The UK should expect ebola cases within months, according to the country's chief medical officer.
The deadly virus has already claimed more than 4,000 lives in West Africa. The spread of the disease across international borders is a growing cause for concern, with suspected cases being reported in the US, Spain and Macedonia.
It is feared it is just a matter of time before Ebola reaches UK shores.
Chief medical officer Sally Davies said: "The big problem is in West Africa where the doubling rate is every four weeks and it really is going up and up, so it will not be surprising if we have spill over into this country. I would expect a handful of cases over the next few months."
A nationwide drill comprising an eight-hour simulation at locations across the country was implemented to test whether Britain is prepared to handle an outbreak.
The exercise, which was ordered by David Cameron as part of the UK's contingency plan, involved staff from hospitals, the ambulance service and Public Health England.
Ministers joined medical professionals in protective clothing, as actors simulated symptoms of the deadly virus.
The simulation demonstrated that procedures were in place to tackle any reports of the virus.
In one staged scenario a patient who collapsed at Gateshead shopping centre was assessed in a controlled environment and placed in isolation at the Royal Victoria Infirmary in Newcastle.
Samples were sent for testing at the Porton Down science laboratories in Wiltshire and, after returning an Ebola diagnosis, the patient was transferred to the Royal Free in London.
Following the drills the Health Secretary Jeremy Hunt said he was "doubly reassured" the NHS could cope with any potential outbreak and was confident "robust plans" are in place if the disease reached the UK.
He said: "This is an extremely useful exercise and I feel doubly reassured that we have robust plans in place in the event that we get an ebola case in the UK.
"We will evaluate what went well and what we need to improve. This exercise is just one small part of our ongoing contingency plans for ebola. It builds on activity we routinely practise for a wide variety of illnesses and other emergencies."
The government recently announced that in an effort to thwart the spread of the disease passengers at major terminals will be checked for potential symptoms of virus. All ports in the UK will also be monitoring ships for any potential signs of Ebola in a bid to stop the virus spreading to Britain.

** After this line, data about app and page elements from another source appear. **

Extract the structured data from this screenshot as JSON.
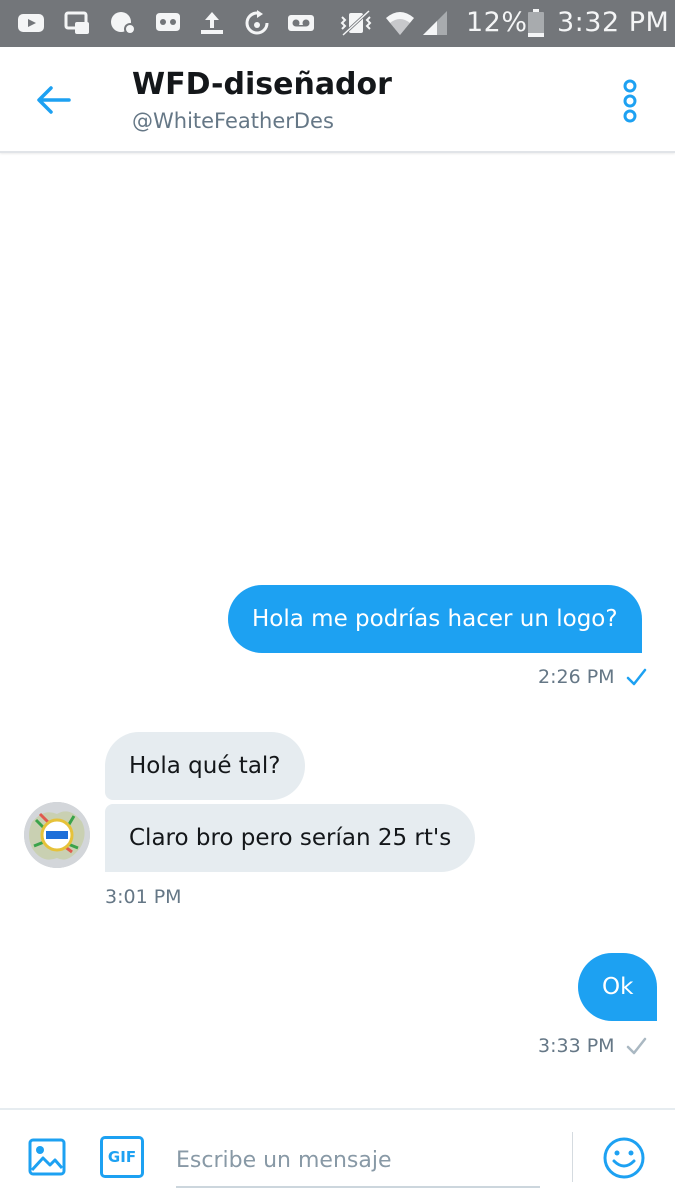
{
  "status_bar": {
    "battery": "12%",
    "time": "3:32 PM",
    "icons": [
      "youtube-icon",
      "cast-icon",
      "game-icon",
      "media-icon",
      "upload-icon",
      "sync-icon",
      "voicemail-icon",
      "vibrate-icon",
      "wifi-icon",
      "signal-icon",
      "battery-icon"
    ]
  },
  "header": {
    "name": "WFD-diseñador",
    "handle": "@WhiteFeatherDes"
  },
  "messages": [
    {
      "side": "sent",
      "text": "Hola me podrías hacer un logo?",
      "time": "2:26 PM",
      "status": "delivered"
    },
    {
      "side": "received",
      "text": "Hola qué tal?"
    },
    {
      "side": "received",
      "text": "Claro bro pero serían 25 rt's",
      "time": "3:01 PM"
    },
    {
      "side": "sent",
      "text": "Ok",
      "time": "3:33 PM",
      "status": "sent"
    }
  ],
  "composer": {
    "placeholder": "Escribe un mensaje",
    "gif_label": "GIF"
  },
  "colors": {
    "accent": "#1da1f2",
    "received_bubble": "#e6ecf0",
    "status_bar": "#73767a"
  }
}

There is currently no effective vaccine for ebola, but Russia announced on Saturday (11 October) that it expected to produce three within the next six months.
In Spain, three more people are under observation in a Madrid hospital, taking the number currently being monitored for ebola symptoms to 16.
44-year-old Spanish nurse Teresa Romero, the first person known to have contracted the disease outside West Africa during the current outbreak, remains in a stable condition.
Around 4,000 people have died after contracting ebola which broke out in western Africa in March.
The UN warned that the number of recorded cases is doubling every week.
Earlier, the director of the Centers for Disease Control warned that unless action is taken, Ebola could become the world's "next Aids".